◆ Assigned task: All lines in the data below carrying the string "Клавиатура" are to be located and copied.

◆ Supplied data:
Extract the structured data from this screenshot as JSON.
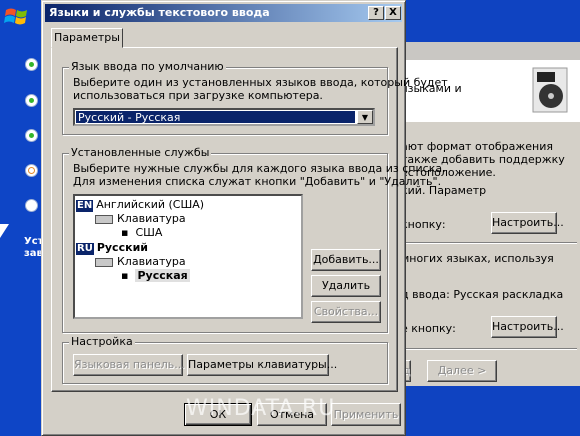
{
  "colors": {
    "desktop_blue": "#0f43c1",
    "title_start": "#0a246a",
    "title_end": "#a6caf0",
    "face": "#d4d0c8"
  },
  "background": {
    "left_text_line1": "Уст",
    "left_text_line2": "зав",
    "right_window": {
      "header_text": "языками и",
      "p1_line1": "ают формат отображения",
      "p1_line2": "также добавить поддержку",
      "p1_line3": "естоположение.",
      "p2": "кий. Параметр",
      "p3": "кнопку:",
      "configure_label_1": "Настроить...",
      "p4": "многих языках, используя",
      "p5": "д ввода: Русская раскладка",
      "p6": "е кнопку:",
      "configure_label_2": "Настроить...",
      "next_label": "Далее >",
      "back_label": "д"
    }
  },
  "dialog": {
    "title": "Языки и службы текстового ввода",
    "help_label": "?",
    "close_label": "X",
    "tab_label": "Параметры",
    "default_lang": {
      "legend": "Язык ввода по умолчанию",
      "desc1": "Выберите один из установленных языков ввода, который будет",
      "desc2": "использоваться при загрузке компьютера.",
      "selected": "Русский - Русская",
      "arrow": "▼"
    },
    "installed": {
      "legend": "Установленные службы",
      "desc1": "Выберите нужные службы для каждого языка ввода из списка.",
      "desc2": "Для изменения списка служат кнопки \"Добавить\" и \"Удалить\".",
      "tree": {
        "en_badge": "EN",
        "en_lang": "Английский (США)",
        "en_kbd": "Клавиатура",
        "en_layout": "США",
        "ru_badge": "RU",
        "ru_lang": "Русский",
        "ru_kbd": "Клавиатура",
        "ru_layout": "Русская",
        "bullet": "▪"
      },
      "add_label": "Добавить...",
      "remove_label": "Удалить",
      "props_label": "Свойства..."
    },
    "settings": {
      "legend": "Настройка",
      "langbar_label": "Языковая панель...",
      "keyboard_label": "Параметры клавиатуры..."
    },
    "ok_label": "ОК",
    "cancel_label": "Отмена",
    "apply_label": "Применить"
  },
  "watermark": "WINDATA.RU"
}
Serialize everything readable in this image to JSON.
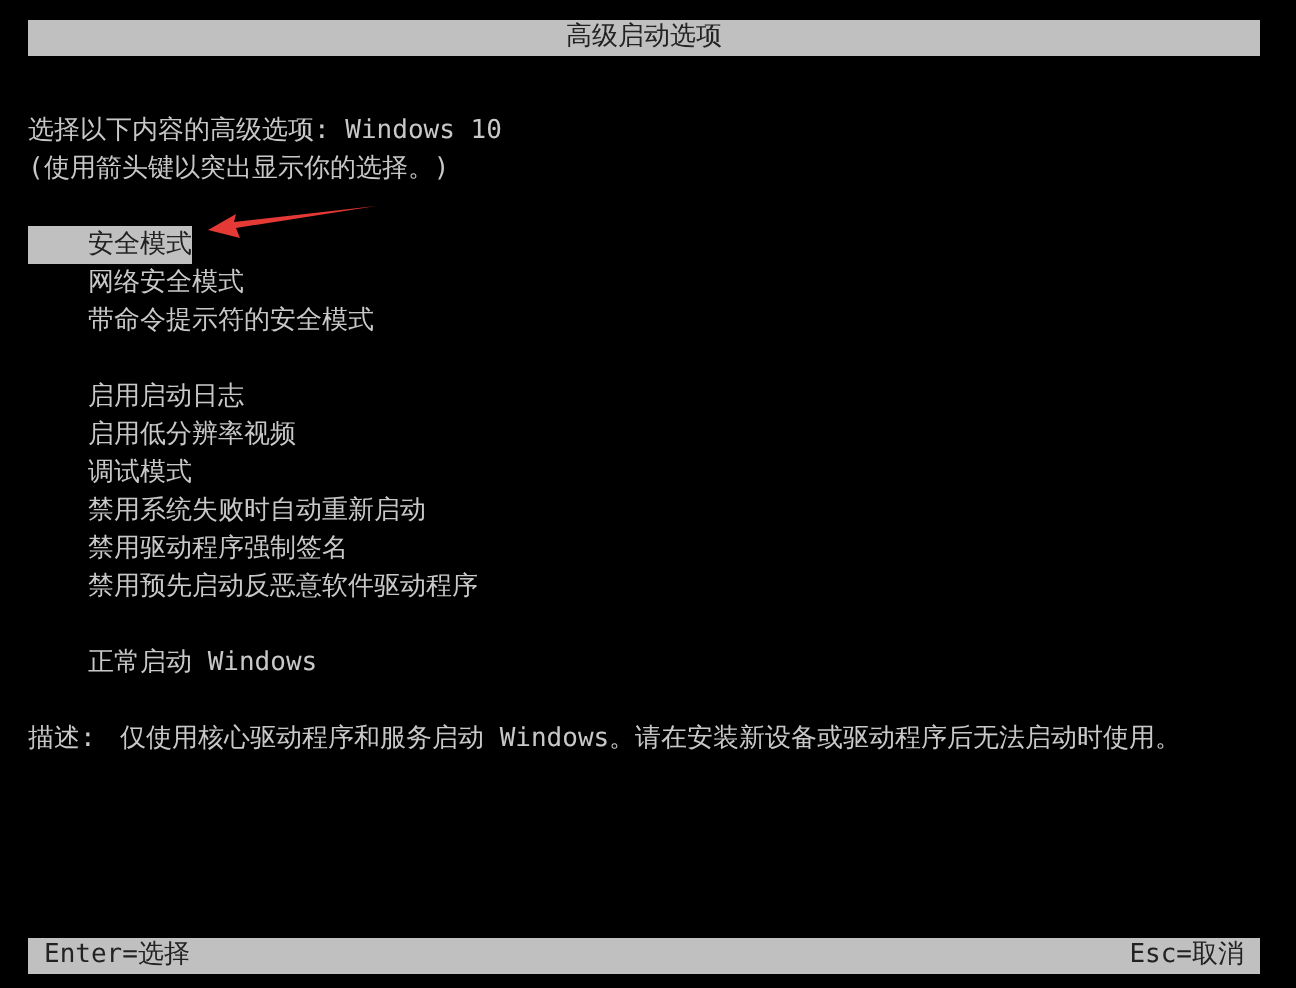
{
  "title": "高级启动选项",
  "intro": [
    "选择以下内容的高级选项: Windows 10",
    "(使用箭头键以突出显示你的选择。)"
  ],
  "option_groups": [
    [
      {
        "label": "安全模式",
        "selected": true
      },
      {
        "label": "网络安全模式",
        "selected": false
      },
      {
        "label": "带命令提示符的安全模式",
        "selected": false
      }
    ],
    [
      {
        "label": "启用启动日志",
        "selected": false
      },
      {
        "label": "启用低分辨率视频",
        "selected": false
      },
      {
        "label": "调试模式",
        "selected": false
      },
      {
        "label": "禁用系统失败时自动重新启动",
        "selected": false
      },
      {
        "label": "禁用驱动程序强制签名",
        "selected": false
      },
      {
        "label": "禁用预先启动反恶意软件驱动程序",
        "selected": false
      }
    ],
    [
      {
        "label": "正常启动 Windows",
        "selected": false
      }
    ]
  ],
  "description": {
    "label": "描述:",
    "text": "仅使用核心驱动程序和服务启动 Windows。请在安装新设备或驱动程序后无法启动时使用。"
  },
  "footer": {
    "left": "Enter=选择",
    "right": "Esc=取消"
  }
}
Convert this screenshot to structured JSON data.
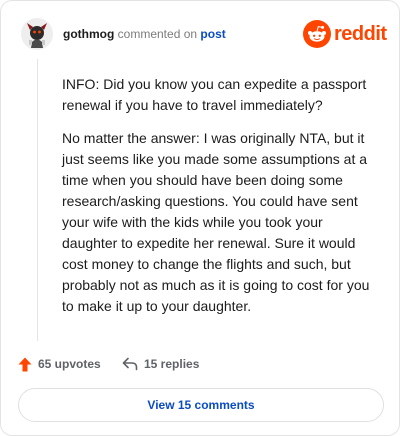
{
  "comment": {
    "username": "gothmog",
    "verb": "commented on",
    "context_link": "post",
    "paragraphs": [
      "INFO: Did you know you can expedite a passport renewal if you have to travel immediately?",
      "No matter the answer: I was originally NTA, but it just seems like you made some assumptions at a time when you should have been doing some research/asking questions. You could have sent your wife with the kids while you took your daughter to expedite her renewal. Sure it would cost money to change the flights and such, but probably not as much as it is going to cost for you to make it up to your daughter."
    ]
  },
  "brand": {
    "wordmark": "reddit",
    "color": "#ff4500",
    "icon": "reddit-snoo-icon"
  },
  "actions": {
    "upvotes_label": "65 upvotes",
    "upvote_icon": "arrow-up-icon",
    "upvote_color": "#ff4500",
    "replies_label": "15 replies",
    "reply_icon": "reply-arrow-icon"
  },
  "view_button": {
    "label": "View 15 comments",
    "color": "#0a4cc2"
  }
}
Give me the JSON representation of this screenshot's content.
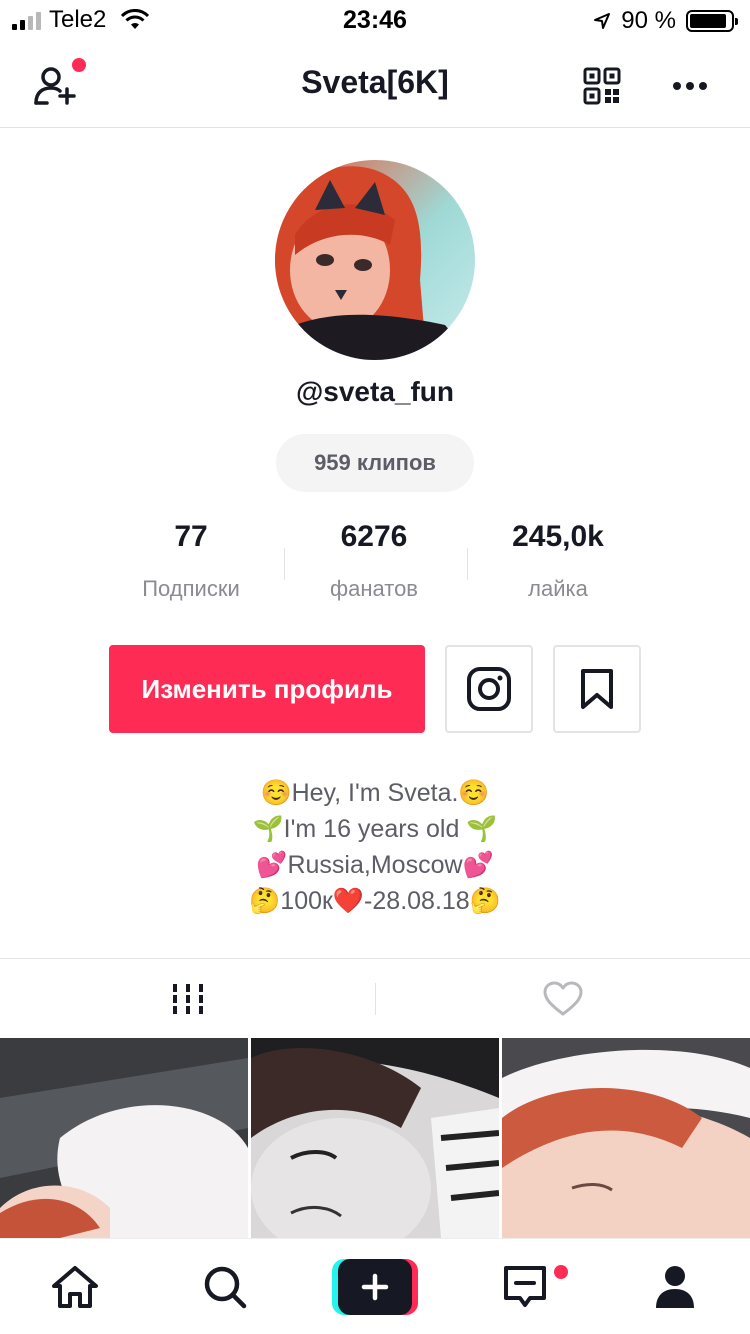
{
  "status_bar": {
    "carrier": "Tele2",
    "time": "23:46",
    "battery": "90 %",
    "battery_level": 0.9
  },
  "header": {
    "title": "Sveta[6K]",
    "icons": [
      "add-user-icon",
      "qr-code-icon",
      "more-icon"
    ]
  },
  "profile": {
    "username": "@sveta_fun",
    "clips": "959 клипов",
    "stats": [
      {
        "value": "77",
        "label": "Подписки"
      },
      {
        "value": "6276",
        "label": "фанатов"
      },
      {
        "value": "245,0k",
        "label": "лайка"
      }
    ],
    "edit_button": "Изменить профиль",
    "bio": [
      "☺️Hey, I'm Sveta.☺️",
      "🌱I'm 16 years old 🌱",
      "💕Russia,Moscow💕",
      "🤔100к❤️-28.08.18🤔"
    ]
  },
  "tabs": [
    "videos-grid-icon",
    "liked-heart-icon"
  ],
  "bottom_nav": [
    "home-icon",
    "search-icon",
    "create-plus-icon",
    "inbox-icon",
    "profile-icon"
  ],
  "colors": {
    "accent": "#fe2c55",
    "cyan": "#25f4ee",
    "text": "#161823",
    "secondary": "#8a8b91",
    "divider": "#e3e3e4"
  }
}
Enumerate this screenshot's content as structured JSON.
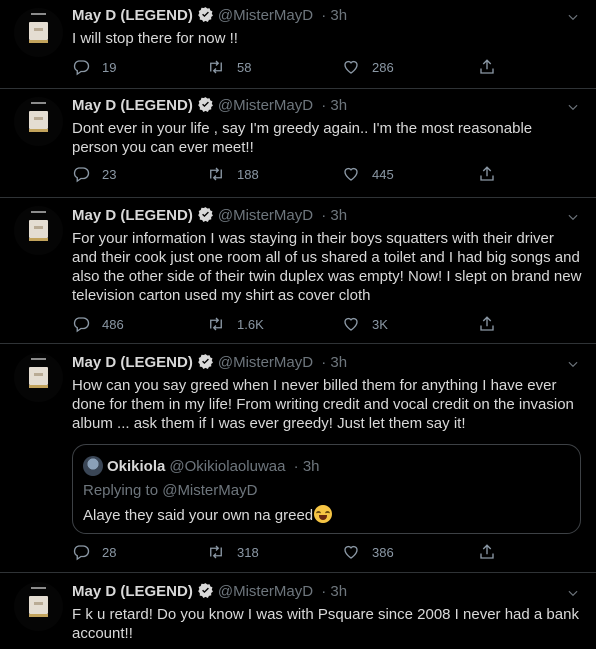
{
  "author": {
    "name": "May D (LEGEND)",
    "handle": "@MisterMayD"
  },
  "tweets": [
    {
      "time": "3h",
      "text": "I will stop there for now !!",
      "replies": "19",
      "retweets": "58",
      "likes": "286"
    },
    {
      "time": "3h",
      "text": "Dont ever in your life , say I'm greedy again.. I'm the most reasonable person you can ever meet!!",
      "replies": "23",
      "retweets": "188",
      "likes": "445"
    },
    {
      "time": "3h",
      "text": "For your information I was staying in their boys squatters with their driver and their cook just one room all of us shared a toilet and I had big songs and also the other side of their twin duplex was empty! Now! I slept on brand new television carton used my shirt as cover cloth",
      "replies": "486",
      "retweets": "1.6K",
      "likes": "3K"
    },
    {
      "time": "3h",
      "text": "How can you say greed when I never billed them for anything I have ever done for them in my life! From writing credit and vocal credit on the invasion album ... ask them if I was ever greedy! Just let them say it!",
      "replies": "28",
      "retweets": "318",
      "likes": "386",
      "quote": {
        "name": "Okikiola",
        "handle": "@Okikiolaoluwaa",
        "time": "3h",
        "replying": "Replying to @MisterMayD",
        "text": "Alaye they said your own na greed"
      }
    },
    {
      "time": "3h",
      "text": "F  k u retard! Do you know I was with Psquare since 2008 I never had a bank account!!"
    }
  ],
  "colors": {
    "background": "#000000",
    "text": "#d9d9d9",
    "muted": "#6e767d",
    "verified": "#d9d9d9",
    "divider": "#2f3336"
  }
}
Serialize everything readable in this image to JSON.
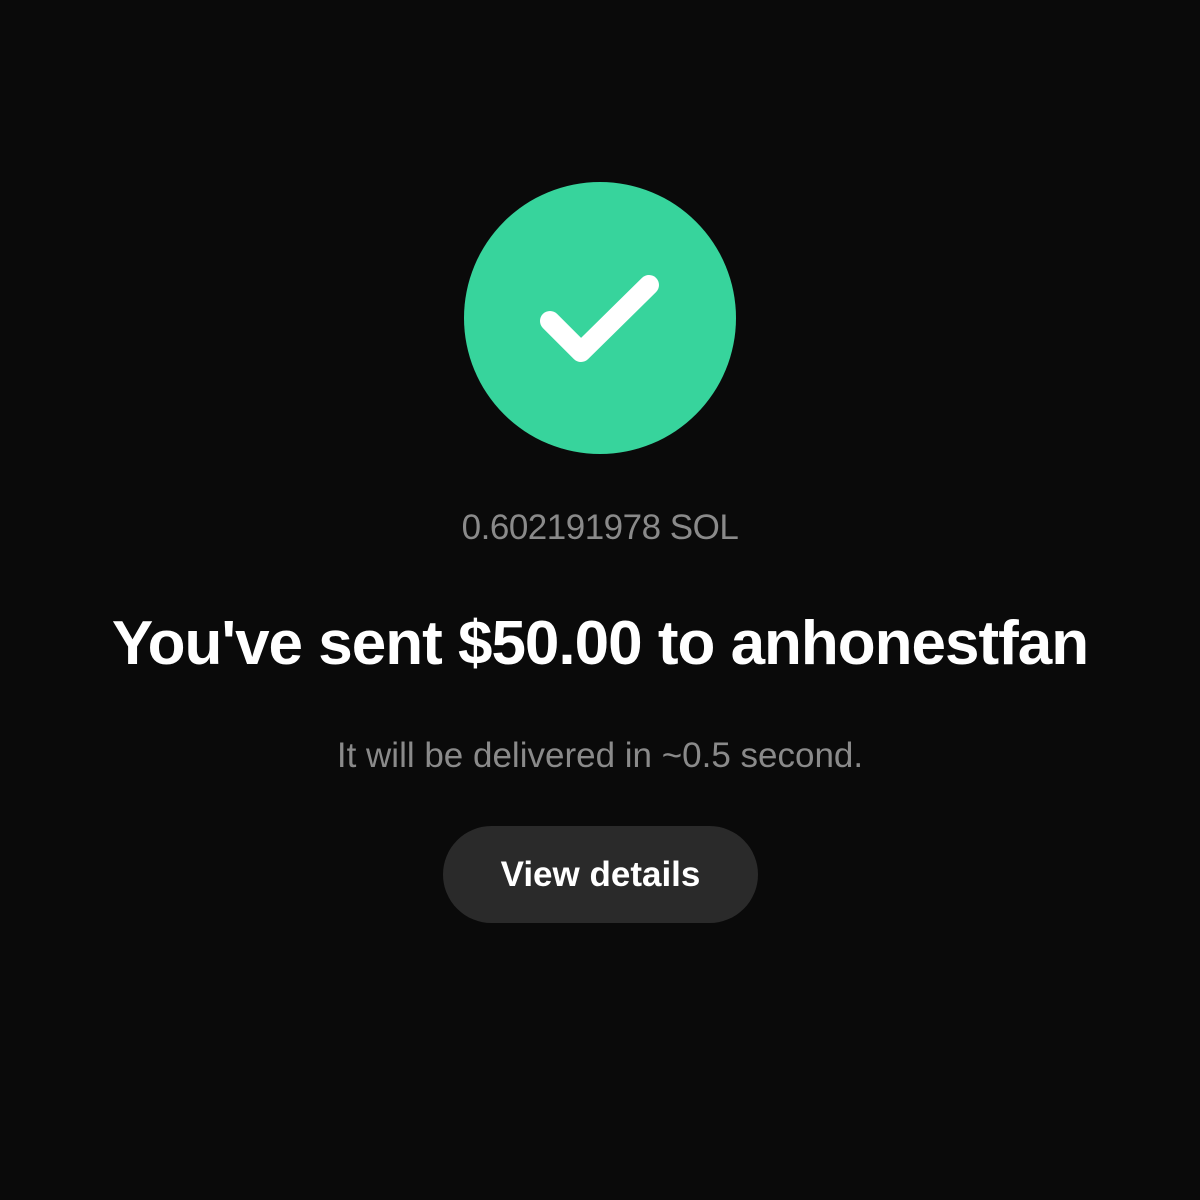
{
  "status_icon": {
    "name": "checkmark-circle-icon",
    "circle_color": "#37d49c",
    "check_color": "#ffffff"
  },
  "transaction": {
    "crypto_amount": "0.602191978 SOL",
    "headline": "You've sent $50.00 to anhonestfan",
    "delivery_note": "It will be delivered in ~0.5 second."
  },
  "actions": {
    "view_details_label": "View details"
  },
  "colors": {
    "background": "#0a0a0a",
    "muted_text": "#8a8a8a",
    "button_bg": "#2a2a2a"
  }
}
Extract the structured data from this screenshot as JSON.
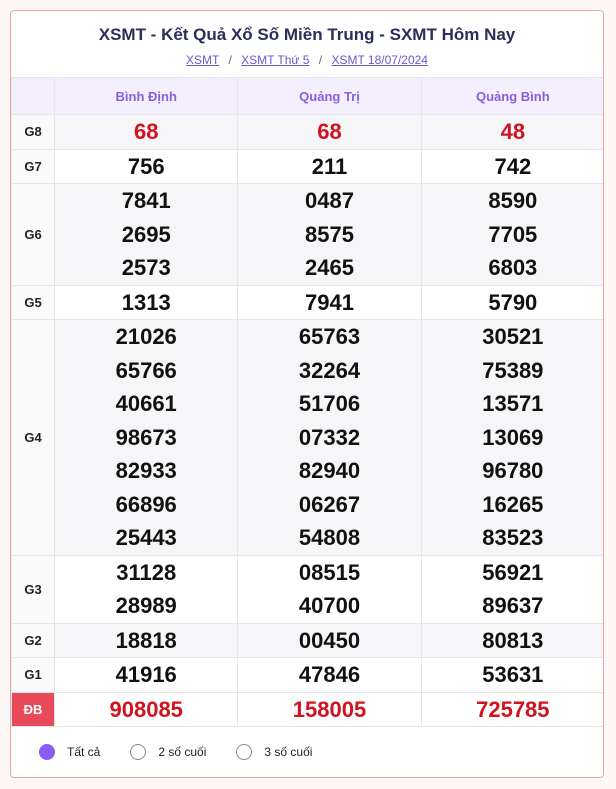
{
  "header": {
    "title": "XSMT - Kết Quả Xổ Số Miền Trung - SXMT Hôm Nay",
    "breadcrumb": [
      "XSMT",
      "XSMT Thứ 5",
      "XSMT 18/07/2024"
    ],
    "separator": "/"
  },
  "provinces": [
    "Bình Định",
    "Quảng Trị",
    "Quảng Bình"
  ],
  "prizes": [
    {
      "label": "G8",
      "values": [
        [
          "68"
        ],
        [
          "68"
        ],
        [
          "48"
        ]
      ]
    },
    {
      "label": "G7",
      "values": [
        [
          "756"
        ],
        [
          "211"
        ],
        [
          "742"
        ]
      ]
    },
    {
      "label": "G6",
      "values": [
        [
          "7841",
          "2695",
          "2573"
        ],
        [
          "0487",
          "8575",
          "2465"
        ],
        [
          "8590",
          "7705",
          "6803"
        ]
      ]
    },
    {
      "label": "G5",
      "values": [
        [
          "1313"
        ],
        [
          "7941"
        ],
        [
          "5790"
        ]
      ]
    },
    {
      "label": "G4",
      "values": [
        [
          "21026",
          "65766",
          "40661",
          "98673",
          "82933",
          "66896",
          "25443"
        ],
        [
          "65763",
          "32264",
          "51706",
          "07332",
          "82940",
          "06267",
          "54808"
        ],
        [
          "30521",
          "75389",
          "13571",
          "13069",
          "96780",
          "16265",
          "83523"
        ]
      ]
    },
    {
      "label": "G3",
      "values": [
        [
          "31128",
          "28989"
        ],
        [
          "08515",
          "40700"
        ],
        [
          "56921",
          "89637"
        ]
      ]
    },
    {
      "label": "G2",
      "values": [
        [
          "18818"
        ],
        [
          "00450"
        ],
        [
          "80813"
        ]
      ]
    },
    {
      "label": "G1",
      "values": [
        [
          "41916"
        ],
        [
          "47846"
        ],
        [
          "53631"
        ]
      ]
    },
    {
      "label": "ĐB",
      "values": [
        [
          "908085"
        ],
        [
          "158005"
        ],
        [
          "725785"
        ]
      ]
    }
  ],
  "filters": [
    {
      "label": "Tất cả",
      "selected": true
    },
    {
      "label": "2 số cuối",
      "selected": false
    },
    {
      "label": "3 số cuối",
      "selected": false
    }
  ],
  "colors": {
    "accent": "#8b5cf6",
    "prize_red": "#d0131f",
    "db_badge": "#e84a5a"
  }
}
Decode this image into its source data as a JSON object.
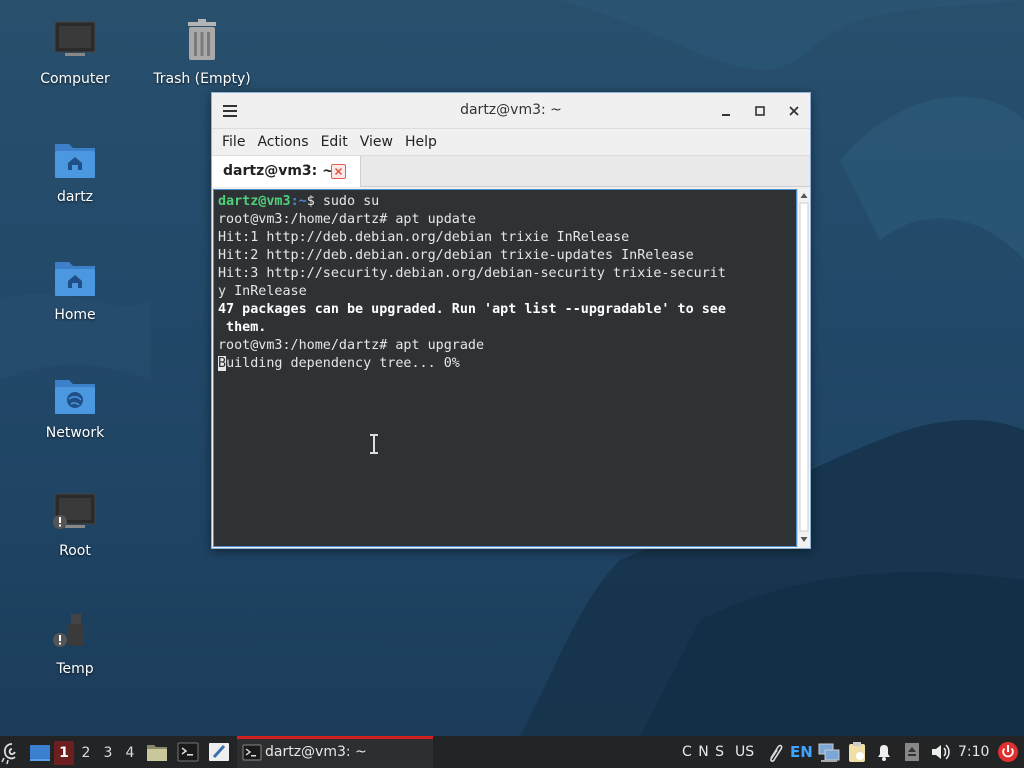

◆ Answer below:
        "en_kbd": "Клавиатура",
        "ru_kbd": "Клавиатура",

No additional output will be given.